Advisor(s) - Committee Chair
Qin Zhao (Director), Jenni Redifer, and Andrew Mienaltowski
Department of Psychological Sciences
Master of Science
The present study investigated the effect of anticipated feedback proximity (immediately after completing the task or one week later) on performance and the moderating role of self-efficacy and task types (analytical or creative). I hypothesized that expecting rapid feedback should yield better performance than expecting delayed feedback, for people with high self-efficacy or those who receive analytical tasks. For those who receive creative tasks or have low self-efficacy, expecting rapid feedback may produce negative impact on performance. The results indicated a trend of main effect of anticipated feedback proximity. Specifically, participants performed better when they expected immediate feedback relative to expecting delayed feedback, regardless of the task type. There was also a main effect of task type. Performance on the analytical tasks was better than performance on the creative tasks. However, neither self-efficacy nor task type moderated the effects of anticipated feedback proximity. The implications for these findings are discussed herein.
Experimental Analysis of Behavior | Psychology

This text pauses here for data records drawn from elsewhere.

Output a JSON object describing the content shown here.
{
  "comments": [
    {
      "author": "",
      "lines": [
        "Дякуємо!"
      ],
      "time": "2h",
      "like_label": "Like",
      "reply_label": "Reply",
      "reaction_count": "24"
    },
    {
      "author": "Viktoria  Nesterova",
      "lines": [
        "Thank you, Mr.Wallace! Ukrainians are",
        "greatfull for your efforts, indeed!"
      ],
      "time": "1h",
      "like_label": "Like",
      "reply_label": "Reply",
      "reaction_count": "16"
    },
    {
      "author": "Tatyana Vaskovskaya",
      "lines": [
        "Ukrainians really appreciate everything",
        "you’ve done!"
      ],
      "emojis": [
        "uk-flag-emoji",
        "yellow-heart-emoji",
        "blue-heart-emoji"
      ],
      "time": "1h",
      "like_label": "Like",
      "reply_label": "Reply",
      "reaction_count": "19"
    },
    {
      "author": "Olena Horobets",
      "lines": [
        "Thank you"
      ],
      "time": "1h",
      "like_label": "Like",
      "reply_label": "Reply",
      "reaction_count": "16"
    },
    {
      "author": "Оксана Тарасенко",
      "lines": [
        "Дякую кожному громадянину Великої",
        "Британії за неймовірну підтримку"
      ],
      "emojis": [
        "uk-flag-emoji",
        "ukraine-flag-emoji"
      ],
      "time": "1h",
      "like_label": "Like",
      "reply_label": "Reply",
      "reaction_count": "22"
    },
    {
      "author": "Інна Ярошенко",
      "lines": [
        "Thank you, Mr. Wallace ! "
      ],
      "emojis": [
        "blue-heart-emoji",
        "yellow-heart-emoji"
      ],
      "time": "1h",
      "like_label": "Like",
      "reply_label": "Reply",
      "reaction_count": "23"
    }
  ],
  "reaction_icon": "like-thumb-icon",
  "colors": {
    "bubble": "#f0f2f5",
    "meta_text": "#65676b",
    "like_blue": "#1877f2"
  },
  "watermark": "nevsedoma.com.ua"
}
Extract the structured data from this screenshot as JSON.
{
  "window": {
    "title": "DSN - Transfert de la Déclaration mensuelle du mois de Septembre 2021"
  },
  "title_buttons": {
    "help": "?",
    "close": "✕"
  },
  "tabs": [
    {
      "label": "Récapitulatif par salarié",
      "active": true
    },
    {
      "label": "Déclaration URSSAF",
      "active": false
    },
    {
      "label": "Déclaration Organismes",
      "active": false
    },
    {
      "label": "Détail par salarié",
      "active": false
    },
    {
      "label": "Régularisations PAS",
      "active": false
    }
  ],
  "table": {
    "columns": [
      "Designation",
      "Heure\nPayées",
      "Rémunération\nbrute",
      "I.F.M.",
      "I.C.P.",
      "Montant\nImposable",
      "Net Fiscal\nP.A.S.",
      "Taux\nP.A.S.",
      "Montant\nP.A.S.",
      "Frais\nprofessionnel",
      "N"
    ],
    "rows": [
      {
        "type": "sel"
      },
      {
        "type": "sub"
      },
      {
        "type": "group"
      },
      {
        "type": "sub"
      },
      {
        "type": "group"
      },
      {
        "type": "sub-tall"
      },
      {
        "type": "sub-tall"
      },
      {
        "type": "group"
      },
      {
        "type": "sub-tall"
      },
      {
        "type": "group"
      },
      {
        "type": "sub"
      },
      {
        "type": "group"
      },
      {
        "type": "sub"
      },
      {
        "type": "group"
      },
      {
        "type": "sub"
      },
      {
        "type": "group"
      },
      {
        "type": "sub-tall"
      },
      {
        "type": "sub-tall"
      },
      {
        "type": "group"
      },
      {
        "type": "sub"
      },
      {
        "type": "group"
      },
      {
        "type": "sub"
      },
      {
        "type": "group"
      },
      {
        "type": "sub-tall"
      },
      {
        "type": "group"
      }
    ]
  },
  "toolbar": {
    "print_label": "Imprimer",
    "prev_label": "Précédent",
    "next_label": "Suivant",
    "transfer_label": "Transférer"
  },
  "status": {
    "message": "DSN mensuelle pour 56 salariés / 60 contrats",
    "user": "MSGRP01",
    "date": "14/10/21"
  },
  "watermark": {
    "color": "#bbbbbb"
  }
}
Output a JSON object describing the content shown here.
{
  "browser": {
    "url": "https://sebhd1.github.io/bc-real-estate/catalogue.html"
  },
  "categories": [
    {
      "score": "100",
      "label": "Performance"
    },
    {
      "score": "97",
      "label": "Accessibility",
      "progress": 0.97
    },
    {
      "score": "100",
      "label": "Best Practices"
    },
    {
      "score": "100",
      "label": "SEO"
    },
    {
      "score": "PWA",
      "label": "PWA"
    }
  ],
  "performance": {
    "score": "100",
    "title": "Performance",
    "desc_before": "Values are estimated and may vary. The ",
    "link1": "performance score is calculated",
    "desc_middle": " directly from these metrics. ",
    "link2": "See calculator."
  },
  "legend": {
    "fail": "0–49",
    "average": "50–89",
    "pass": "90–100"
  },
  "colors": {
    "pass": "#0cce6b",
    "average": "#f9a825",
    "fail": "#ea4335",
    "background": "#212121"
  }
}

Xu, Xingya, "The Effects of Anticipated Feedback Proximity on Performance: Exploring the Moderating Role of Self-Efficacy and Task Type" (2015). Masters Theses & Specialist Projects. Paper 1502.